The editorial condemned the Serbs' response as "indiscriminate repression"— though by that point, very early in the conflict, Serbia's heavy-handed police maneuvers had caused few civilian deaths—and called on Washington to "increase the pressure on Belgrade" to carry out reforms and allow international monitors. No pressure or demands on the Albanian militants were urged.
Contrast that with a recent Times editorial (3/13/01) on the sudden wave of Albanian guerrilla attacks in Macedonia. Far from accusing the Macedonian government of provoking Albanians' anger, the editorialists declared that
the West must make clear to this militant [Albanian] fringe that they will not be allowed to set off another Balkan war. . . . Macedonia itself must summon the political and military strength needed to blunt this challenge. . . . Responsible Albanian political leaders in Kosovo must now be equally forthright in isolating the armed militants. . . . If they cannot do so effectively, NATO may have to increase its military pressure on the guerrillas.
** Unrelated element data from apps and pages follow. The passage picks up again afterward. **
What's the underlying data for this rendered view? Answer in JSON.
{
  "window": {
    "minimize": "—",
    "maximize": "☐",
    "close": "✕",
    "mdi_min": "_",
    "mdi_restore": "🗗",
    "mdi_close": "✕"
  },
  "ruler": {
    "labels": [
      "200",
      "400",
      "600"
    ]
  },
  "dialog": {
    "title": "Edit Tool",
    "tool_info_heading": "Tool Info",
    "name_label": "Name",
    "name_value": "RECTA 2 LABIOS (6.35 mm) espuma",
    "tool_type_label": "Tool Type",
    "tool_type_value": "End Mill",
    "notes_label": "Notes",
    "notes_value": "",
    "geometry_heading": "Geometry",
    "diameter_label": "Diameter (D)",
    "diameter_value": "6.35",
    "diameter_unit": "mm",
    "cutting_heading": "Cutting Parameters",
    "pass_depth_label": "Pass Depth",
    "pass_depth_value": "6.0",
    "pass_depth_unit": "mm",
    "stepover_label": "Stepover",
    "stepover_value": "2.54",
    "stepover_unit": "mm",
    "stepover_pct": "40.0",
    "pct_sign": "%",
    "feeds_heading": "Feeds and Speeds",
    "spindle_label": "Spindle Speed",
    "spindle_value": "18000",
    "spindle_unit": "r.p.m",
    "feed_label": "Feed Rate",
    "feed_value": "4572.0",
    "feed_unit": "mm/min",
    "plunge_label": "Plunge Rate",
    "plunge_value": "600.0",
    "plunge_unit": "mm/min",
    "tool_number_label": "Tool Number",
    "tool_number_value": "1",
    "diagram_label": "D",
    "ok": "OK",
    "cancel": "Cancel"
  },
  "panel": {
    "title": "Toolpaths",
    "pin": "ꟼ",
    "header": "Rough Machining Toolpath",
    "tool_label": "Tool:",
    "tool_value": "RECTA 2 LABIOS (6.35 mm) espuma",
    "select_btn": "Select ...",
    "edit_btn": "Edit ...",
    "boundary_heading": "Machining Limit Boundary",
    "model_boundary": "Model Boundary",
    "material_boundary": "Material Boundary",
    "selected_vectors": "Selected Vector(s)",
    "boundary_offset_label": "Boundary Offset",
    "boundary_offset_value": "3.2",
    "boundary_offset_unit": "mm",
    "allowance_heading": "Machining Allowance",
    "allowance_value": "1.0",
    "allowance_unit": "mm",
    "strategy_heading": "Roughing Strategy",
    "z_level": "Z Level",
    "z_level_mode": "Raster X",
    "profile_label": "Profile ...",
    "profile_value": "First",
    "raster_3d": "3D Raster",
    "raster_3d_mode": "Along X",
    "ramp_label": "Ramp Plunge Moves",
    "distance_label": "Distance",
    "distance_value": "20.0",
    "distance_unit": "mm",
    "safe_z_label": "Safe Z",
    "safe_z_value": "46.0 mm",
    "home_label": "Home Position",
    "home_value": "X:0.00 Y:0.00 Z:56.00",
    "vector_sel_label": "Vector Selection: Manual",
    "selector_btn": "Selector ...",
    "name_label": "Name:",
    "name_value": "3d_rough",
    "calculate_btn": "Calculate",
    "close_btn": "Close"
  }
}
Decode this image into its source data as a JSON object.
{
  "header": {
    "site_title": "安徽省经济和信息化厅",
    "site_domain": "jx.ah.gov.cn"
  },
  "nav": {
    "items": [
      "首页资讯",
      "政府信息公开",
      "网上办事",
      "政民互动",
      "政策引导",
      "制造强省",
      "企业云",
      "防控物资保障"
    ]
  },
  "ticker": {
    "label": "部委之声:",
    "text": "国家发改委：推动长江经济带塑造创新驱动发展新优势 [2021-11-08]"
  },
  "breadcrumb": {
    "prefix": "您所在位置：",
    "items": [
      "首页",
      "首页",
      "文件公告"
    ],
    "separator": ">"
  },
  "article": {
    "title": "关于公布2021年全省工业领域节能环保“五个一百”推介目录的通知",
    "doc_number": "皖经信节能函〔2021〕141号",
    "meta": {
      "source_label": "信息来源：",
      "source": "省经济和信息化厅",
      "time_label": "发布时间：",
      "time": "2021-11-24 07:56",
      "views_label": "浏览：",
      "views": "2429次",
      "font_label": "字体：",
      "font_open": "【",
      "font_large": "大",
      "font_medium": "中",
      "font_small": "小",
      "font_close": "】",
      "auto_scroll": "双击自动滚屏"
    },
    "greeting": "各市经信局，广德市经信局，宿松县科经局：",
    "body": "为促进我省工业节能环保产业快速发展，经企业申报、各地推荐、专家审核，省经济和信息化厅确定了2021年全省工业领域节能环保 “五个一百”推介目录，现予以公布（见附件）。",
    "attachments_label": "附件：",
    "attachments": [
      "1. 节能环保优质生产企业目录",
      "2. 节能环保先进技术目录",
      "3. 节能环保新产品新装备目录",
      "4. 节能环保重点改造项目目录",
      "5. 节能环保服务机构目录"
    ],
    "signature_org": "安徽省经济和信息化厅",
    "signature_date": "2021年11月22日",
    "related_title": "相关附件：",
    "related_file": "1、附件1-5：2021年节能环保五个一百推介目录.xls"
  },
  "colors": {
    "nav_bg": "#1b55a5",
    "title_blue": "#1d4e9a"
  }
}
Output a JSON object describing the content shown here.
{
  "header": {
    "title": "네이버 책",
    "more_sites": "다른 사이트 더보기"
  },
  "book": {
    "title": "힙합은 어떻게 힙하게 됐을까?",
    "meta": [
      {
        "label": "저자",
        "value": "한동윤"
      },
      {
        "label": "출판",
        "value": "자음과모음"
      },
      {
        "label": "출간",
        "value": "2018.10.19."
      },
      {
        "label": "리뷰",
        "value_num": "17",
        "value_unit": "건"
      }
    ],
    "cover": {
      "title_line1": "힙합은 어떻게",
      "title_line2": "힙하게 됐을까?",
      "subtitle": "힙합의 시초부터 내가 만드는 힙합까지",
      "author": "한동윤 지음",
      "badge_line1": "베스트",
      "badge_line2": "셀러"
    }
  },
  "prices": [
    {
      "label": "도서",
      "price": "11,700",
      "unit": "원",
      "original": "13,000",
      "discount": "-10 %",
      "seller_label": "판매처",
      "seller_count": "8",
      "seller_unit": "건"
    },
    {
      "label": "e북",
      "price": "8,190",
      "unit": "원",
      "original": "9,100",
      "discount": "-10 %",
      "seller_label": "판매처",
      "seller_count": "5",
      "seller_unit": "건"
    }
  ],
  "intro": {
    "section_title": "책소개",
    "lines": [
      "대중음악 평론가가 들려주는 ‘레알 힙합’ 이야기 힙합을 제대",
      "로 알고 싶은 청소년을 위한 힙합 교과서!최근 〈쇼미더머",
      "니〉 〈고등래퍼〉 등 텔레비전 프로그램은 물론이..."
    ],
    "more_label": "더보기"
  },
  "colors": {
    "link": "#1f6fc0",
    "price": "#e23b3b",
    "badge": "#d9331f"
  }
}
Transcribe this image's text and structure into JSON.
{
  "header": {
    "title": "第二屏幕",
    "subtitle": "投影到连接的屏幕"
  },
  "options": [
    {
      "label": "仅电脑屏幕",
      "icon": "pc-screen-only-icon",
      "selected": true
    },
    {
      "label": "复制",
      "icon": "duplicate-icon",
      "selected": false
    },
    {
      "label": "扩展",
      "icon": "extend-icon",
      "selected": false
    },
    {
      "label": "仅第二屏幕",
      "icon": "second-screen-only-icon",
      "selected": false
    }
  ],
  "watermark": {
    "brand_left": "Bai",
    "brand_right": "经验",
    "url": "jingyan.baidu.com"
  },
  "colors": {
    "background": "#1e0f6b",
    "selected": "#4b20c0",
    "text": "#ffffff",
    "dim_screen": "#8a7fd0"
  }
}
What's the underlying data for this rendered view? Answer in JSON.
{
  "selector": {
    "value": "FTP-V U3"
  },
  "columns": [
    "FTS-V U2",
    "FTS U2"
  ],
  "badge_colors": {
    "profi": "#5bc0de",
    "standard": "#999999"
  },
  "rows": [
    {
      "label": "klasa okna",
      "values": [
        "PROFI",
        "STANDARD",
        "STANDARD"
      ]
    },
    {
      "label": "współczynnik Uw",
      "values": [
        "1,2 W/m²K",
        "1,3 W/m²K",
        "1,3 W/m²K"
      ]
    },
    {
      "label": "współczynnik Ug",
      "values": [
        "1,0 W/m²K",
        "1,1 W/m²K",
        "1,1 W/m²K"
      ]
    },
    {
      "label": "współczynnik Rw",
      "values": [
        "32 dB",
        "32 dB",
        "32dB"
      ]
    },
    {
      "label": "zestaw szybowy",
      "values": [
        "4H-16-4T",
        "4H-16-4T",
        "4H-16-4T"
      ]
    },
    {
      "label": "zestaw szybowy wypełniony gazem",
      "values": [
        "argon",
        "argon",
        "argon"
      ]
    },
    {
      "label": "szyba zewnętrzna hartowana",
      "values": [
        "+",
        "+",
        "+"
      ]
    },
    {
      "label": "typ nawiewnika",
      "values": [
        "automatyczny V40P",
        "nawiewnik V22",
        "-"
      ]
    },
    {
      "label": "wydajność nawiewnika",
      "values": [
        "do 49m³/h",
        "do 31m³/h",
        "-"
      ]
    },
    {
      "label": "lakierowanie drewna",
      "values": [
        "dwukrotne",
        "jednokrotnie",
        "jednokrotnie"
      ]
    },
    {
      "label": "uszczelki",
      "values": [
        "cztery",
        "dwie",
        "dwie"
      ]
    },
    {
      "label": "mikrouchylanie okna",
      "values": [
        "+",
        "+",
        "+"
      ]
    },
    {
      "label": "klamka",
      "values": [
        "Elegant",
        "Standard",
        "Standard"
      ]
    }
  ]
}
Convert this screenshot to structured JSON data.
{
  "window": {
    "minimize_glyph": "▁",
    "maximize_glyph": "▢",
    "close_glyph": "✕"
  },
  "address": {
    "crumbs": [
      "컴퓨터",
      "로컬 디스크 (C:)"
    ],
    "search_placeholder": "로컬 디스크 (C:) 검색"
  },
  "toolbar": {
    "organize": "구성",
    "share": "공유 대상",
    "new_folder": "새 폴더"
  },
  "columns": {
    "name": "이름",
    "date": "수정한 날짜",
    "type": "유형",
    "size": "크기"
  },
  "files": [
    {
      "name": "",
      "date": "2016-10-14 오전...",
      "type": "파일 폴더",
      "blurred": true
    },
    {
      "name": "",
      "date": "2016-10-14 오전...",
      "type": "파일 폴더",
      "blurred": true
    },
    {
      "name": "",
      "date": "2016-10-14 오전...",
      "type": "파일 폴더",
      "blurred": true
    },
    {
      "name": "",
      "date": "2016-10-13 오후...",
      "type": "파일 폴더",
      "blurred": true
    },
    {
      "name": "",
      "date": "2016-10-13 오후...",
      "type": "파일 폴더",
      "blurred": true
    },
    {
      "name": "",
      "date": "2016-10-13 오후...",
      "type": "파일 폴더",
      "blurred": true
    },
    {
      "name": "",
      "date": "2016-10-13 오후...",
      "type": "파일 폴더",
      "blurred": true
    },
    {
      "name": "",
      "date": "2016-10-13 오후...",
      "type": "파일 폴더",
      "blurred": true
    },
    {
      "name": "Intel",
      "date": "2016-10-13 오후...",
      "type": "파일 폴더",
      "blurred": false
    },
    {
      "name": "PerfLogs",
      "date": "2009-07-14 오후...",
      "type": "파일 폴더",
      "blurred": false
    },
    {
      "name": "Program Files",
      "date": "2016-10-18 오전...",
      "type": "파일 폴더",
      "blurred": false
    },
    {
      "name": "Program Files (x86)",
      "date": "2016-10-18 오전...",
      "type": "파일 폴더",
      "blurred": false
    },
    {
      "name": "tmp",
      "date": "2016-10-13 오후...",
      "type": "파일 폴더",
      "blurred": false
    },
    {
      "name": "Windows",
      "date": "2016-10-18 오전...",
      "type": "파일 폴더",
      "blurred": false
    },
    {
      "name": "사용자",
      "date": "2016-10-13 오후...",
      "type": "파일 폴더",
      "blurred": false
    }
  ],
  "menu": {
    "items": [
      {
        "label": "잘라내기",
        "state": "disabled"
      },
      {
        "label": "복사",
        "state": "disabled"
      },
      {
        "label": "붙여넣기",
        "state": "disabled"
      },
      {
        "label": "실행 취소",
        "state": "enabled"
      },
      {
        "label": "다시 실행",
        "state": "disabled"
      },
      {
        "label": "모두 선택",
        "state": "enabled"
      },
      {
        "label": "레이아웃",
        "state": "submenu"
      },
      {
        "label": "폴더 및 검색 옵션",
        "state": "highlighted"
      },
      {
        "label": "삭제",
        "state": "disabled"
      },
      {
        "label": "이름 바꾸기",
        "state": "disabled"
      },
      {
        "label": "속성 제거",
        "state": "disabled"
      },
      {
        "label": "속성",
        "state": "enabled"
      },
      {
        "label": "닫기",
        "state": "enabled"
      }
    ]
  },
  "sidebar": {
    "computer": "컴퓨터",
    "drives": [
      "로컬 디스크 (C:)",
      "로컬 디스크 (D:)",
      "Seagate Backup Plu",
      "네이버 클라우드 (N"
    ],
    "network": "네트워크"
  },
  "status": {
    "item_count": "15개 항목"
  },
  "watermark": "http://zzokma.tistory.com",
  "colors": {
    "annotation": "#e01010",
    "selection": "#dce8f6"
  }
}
Yet just like the Kosovars, the Albanians of Macedonia have been subject to heavy state repression in the recent fighting. According to Human Rights Watch, government forces have engaged in "wanton destruction and looting of villages" populated by Albanians. Moreover, the fighting follows a decade of Albanian disillusionment with what they see as fruitless political dialogue amid constant Slavic police brutality. Although Kosovo's nationalist clashes were, until recently, more frequent than Macedonia's human rights organizations in Macedonia have documented a long and persistent record of ethnic abuses that have been all but ignored in the U.S. (Institute for War & Peace Reporting, 3/21/01; Fair.org, 4/13/01).
Reporters writing about the current rebellion have largely tiptoed around the subject of Macedonian human rights abuses. In a piece about the mobilization for war among ethnic Albanian expatriates in the U.S., the New York Times' Chris Hedges (3/19/01) tersely noted that Albanians in Macedonia "complain of discrimination and harassment from Macedonia's Slav majority."
Yet during the Kosovo war, Hedges spoke passionately about pre-war abuses in Serb-ruled Kosovo; calling it "a phenomenally repressive and brutal government," and argued that "the Serbs forfeited their right to rule Kosovo by that kind of behavior" (NPR's Talk of the Nation, 6/7/99).
What explains the media's reluctance to condemn abuses in Macedonia as forcefully as they did the Serbian crackdown in Kosovo? As usual, reporters and editors seem to be taking their cues from U.S. policymakers. In the Kosovo conflict, secretary of state Madeleine Albright and her aides were determined to "unite the Europeans behind air strikes by clearly defining the aggressor and the victim" (James Rubin, Financial Times, 9/30/00).
By contrast, Macedonia is viewed by U.S. policymakers across the political spectrum as a loyal regional partner of NATO and a bulwark against instability. Far from hoping to launch "humanitarian-"- airstrikes against the country, U.S. and European officials have acted to shore up the shaky Macedonian government.
But journalists should not let the calculations of policy planners influence their coverage of human rights issues in the Balkans. Violence on both sides must be reported, and the grievances of each side examined. Just as the media were irresponsible in framing the Kosovo war as a simple story of Serbian violence against Albanians, they should not play down the very real abuses committed against Albanians by the pre-NATO government of Macedonia.